# What is required
The output should match the data below line for line.

• • • • • • •

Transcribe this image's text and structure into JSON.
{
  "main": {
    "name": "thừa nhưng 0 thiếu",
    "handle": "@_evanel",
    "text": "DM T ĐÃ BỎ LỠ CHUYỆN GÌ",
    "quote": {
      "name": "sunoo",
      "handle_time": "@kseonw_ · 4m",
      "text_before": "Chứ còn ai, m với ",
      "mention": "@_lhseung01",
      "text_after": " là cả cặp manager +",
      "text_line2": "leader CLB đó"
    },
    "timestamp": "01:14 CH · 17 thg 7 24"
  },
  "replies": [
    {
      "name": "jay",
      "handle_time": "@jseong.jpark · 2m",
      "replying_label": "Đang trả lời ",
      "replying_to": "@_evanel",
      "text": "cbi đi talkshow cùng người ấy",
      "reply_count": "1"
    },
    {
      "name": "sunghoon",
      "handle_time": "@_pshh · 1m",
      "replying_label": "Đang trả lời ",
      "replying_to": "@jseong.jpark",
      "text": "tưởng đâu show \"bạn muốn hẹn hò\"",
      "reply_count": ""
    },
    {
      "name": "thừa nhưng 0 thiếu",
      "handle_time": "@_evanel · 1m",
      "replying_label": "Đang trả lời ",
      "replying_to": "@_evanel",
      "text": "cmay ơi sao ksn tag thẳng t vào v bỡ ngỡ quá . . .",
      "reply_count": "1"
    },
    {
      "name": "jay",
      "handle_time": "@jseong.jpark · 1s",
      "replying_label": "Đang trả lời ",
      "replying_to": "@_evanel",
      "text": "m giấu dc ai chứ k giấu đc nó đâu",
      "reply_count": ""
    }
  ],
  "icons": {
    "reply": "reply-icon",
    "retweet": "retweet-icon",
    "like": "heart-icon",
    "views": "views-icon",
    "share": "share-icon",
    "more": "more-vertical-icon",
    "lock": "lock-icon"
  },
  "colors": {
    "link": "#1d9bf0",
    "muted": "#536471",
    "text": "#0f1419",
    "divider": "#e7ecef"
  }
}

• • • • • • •

# Answer to this task
Transcribe this image's text and structure into JSON.
{
  "main": {
    "name": "thừa nhưng 0 thiếu",
    "handle": "@_evanel",
    "text": "DM T ĐÃ BỎ LỠ CHUYỆN GÌ",
    "quote": {
      "name": "sunoo",
      "handle_time": "@kseonw_ · 4m",
      "text_before": "Chứ còn ai, m với ",
      "mention": "@_lhseung01",
      "text_after": " là cả cặp manager +",
      "text_line2": "leader CLB đó"
    },
    "timestamp": "01:14 CH · 17 thg 7 24"
  },
  "replies": [
    {
      "name": "jay",
      "handle_time": "@jseong.jpark · 2m",
      "replying_label": "Đang trả lời ",
      "replying_to": "@_evanel",
      "text": "cbi đi talkshow cùng người ấy",
      "reply_count": "1"
    },
    {
      "name": "sunghoon",
      "handle_time": "@_pshh · 1m",
      "replying_label": "Đang trả lời ",
      "replying_to": "@jseong.jpark",
      "text": "tưởng đâu show \"bạn muốn hẹn hò\"",
      "reply_count": ""
    },
    {
      "name": "thừa nhưng 0 thiếu",
      "handle_time": "@_evanel · 1m",
      "replying_label": "Đang trả lời ",
      "replying_to": "@_evanel",
      "text": "cmay ơi sao ksn tag thẳng t vào v bỡ ngỡ quá . . .",
      "reply_count": "1"
    },
    {
      "name": "jay",
      "handle_time": "@jseong.jpark · 1s",
      "replying_label": "Đang trả lời ",
      "replying_to": "@_evanel",
      "text": "m giấu dc ai chứ k giấu đc nó đâu",
      "reply_count": ""
    }
  ],
  "icons": {
    "reply": "reply-icon",
    "retweet": "retweet-icon",
    "like": "heart-icon",
    "views": "views-icon",
    "share": "share-icon",
    "more": "more-vertical-icon",
    "lock": "lock-icon"
  },
  "colors": {
    "link": "#1d9bf0",
    "muted": "#536471",
    "text": "#0f1419",
    "divider": "#e7ecef"
  }
}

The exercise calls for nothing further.